▶ Exercise
Go through the records below and copy out every line that contains the word "campaign".

Stored records
__________

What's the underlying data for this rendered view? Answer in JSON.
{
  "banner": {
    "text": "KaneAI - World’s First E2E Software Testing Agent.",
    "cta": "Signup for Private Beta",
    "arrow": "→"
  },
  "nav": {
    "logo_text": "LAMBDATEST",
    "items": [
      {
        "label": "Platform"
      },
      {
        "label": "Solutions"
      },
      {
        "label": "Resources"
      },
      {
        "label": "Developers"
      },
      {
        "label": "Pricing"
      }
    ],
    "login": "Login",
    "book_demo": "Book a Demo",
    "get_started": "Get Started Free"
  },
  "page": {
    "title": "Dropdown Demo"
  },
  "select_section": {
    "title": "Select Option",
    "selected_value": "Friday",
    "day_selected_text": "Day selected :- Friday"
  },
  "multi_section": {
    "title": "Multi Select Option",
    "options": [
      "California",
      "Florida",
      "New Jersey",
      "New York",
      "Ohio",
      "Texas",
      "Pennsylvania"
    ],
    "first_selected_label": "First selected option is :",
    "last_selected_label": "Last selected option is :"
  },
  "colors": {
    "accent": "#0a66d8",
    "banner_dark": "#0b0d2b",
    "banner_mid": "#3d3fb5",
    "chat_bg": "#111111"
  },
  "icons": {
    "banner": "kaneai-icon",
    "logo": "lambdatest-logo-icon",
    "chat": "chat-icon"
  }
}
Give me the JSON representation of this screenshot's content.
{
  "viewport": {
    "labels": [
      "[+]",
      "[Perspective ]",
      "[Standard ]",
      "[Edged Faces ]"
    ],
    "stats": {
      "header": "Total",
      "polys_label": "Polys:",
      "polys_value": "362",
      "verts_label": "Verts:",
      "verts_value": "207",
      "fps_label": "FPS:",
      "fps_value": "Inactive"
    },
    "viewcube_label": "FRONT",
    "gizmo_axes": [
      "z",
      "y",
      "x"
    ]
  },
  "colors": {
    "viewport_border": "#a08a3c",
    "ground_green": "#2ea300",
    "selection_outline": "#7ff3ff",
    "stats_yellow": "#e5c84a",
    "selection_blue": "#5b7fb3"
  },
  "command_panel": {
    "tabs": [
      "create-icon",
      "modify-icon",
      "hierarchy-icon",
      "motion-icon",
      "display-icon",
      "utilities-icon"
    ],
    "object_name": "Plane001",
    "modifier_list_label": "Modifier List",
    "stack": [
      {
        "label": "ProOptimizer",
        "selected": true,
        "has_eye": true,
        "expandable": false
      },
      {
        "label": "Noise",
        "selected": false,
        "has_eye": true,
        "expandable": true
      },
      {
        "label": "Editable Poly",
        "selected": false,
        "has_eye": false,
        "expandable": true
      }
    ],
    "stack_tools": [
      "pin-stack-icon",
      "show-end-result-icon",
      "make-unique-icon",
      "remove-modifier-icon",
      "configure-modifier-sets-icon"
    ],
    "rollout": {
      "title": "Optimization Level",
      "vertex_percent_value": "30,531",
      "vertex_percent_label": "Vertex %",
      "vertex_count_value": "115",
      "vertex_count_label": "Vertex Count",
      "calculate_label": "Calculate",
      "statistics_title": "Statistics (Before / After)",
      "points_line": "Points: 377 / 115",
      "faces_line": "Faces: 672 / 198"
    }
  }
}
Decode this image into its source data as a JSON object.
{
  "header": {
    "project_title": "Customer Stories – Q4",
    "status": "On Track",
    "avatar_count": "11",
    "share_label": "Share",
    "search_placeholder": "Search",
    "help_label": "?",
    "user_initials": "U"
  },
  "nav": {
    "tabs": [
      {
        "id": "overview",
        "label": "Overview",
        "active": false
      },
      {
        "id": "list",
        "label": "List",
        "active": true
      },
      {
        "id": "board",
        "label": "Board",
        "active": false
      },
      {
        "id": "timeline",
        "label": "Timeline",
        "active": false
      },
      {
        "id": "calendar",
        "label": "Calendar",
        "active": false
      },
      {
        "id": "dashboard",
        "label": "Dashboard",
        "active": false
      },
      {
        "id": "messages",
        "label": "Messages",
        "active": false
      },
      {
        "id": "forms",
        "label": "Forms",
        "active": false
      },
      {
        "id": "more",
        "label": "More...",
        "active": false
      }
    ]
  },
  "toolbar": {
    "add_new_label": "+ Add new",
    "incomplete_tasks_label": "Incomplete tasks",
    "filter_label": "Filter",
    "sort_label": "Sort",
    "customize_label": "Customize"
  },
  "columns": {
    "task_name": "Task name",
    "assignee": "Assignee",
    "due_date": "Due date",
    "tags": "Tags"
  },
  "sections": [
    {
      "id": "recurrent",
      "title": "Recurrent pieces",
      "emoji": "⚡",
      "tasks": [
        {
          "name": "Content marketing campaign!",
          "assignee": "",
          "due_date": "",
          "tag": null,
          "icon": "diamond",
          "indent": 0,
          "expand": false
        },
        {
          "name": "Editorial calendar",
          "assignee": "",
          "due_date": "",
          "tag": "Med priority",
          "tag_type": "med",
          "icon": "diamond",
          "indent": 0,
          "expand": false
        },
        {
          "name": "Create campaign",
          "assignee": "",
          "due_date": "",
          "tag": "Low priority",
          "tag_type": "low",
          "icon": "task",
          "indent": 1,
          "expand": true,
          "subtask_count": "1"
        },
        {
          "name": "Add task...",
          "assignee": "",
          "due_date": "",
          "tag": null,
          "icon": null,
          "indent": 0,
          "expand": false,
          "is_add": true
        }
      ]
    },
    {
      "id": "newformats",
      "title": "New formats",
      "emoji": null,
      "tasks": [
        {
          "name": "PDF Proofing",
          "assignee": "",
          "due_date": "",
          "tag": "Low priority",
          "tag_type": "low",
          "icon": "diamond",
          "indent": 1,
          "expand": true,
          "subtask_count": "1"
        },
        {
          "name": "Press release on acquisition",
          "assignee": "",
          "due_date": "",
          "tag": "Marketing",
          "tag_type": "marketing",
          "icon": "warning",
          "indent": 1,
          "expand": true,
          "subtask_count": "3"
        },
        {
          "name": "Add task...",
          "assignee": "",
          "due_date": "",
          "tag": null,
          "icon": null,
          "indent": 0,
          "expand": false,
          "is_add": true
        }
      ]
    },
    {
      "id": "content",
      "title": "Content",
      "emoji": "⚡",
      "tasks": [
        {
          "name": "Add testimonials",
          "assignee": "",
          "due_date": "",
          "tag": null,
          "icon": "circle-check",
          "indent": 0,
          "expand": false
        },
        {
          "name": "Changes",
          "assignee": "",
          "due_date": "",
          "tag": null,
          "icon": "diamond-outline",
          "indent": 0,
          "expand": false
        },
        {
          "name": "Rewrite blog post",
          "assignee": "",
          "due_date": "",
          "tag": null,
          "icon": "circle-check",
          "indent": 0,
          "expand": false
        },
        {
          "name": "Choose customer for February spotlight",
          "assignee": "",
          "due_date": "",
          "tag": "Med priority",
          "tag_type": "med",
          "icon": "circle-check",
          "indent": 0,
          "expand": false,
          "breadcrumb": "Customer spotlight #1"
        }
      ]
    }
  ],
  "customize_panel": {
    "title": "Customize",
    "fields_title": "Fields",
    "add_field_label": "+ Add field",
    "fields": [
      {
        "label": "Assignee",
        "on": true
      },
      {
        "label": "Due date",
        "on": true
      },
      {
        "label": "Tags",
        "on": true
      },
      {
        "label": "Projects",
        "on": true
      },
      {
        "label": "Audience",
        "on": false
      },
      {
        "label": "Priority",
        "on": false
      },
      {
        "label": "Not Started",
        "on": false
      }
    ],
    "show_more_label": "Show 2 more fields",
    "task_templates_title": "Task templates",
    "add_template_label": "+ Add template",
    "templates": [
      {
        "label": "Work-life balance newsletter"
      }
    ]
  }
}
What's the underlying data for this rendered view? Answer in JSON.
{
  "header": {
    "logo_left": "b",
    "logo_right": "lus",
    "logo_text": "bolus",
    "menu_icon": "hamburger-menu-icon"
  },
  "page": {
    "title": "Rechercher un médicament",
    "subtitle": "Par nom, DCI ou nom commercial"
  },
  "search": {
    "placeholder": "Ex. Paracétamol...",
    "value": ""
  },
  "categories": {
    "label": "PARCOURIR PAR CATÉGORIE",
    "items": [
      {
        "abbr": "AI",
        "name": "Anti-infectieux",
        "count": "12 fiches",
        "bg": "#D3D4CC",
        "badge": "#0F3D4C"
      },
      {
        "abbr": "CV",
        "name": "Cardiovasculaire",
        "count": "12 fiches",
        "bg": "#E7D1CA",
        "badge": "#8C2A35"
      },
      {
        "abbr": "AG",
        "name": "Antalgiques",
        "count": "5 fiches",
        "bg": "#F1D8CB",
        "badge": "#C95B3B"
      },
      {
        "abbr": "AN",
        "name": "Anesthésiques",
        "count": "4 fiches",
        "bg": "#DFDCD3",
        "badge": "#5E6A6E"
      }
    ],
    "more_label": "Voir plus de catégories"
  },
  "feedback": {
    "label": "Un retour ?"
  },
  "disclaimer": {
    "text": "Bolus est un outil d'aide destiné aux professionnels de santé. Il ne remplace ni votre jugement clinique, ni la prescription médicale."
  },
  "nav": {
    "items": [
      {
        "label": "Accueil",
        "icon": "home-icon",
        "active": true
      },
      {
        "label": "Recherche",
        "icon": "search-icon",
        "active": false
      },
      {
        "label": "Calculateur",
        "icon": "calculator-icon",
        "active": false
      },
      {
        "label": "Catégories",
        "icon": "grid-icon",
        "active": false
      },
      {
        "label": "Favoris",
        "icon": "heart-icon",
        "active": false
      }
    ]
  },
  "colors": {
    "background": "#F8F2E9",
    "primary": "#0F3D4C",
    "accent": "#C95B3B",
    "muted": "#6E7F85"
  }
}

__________

▶ Expected output
          "name": "Content marketing campaign!",
          "name": "Create campaign",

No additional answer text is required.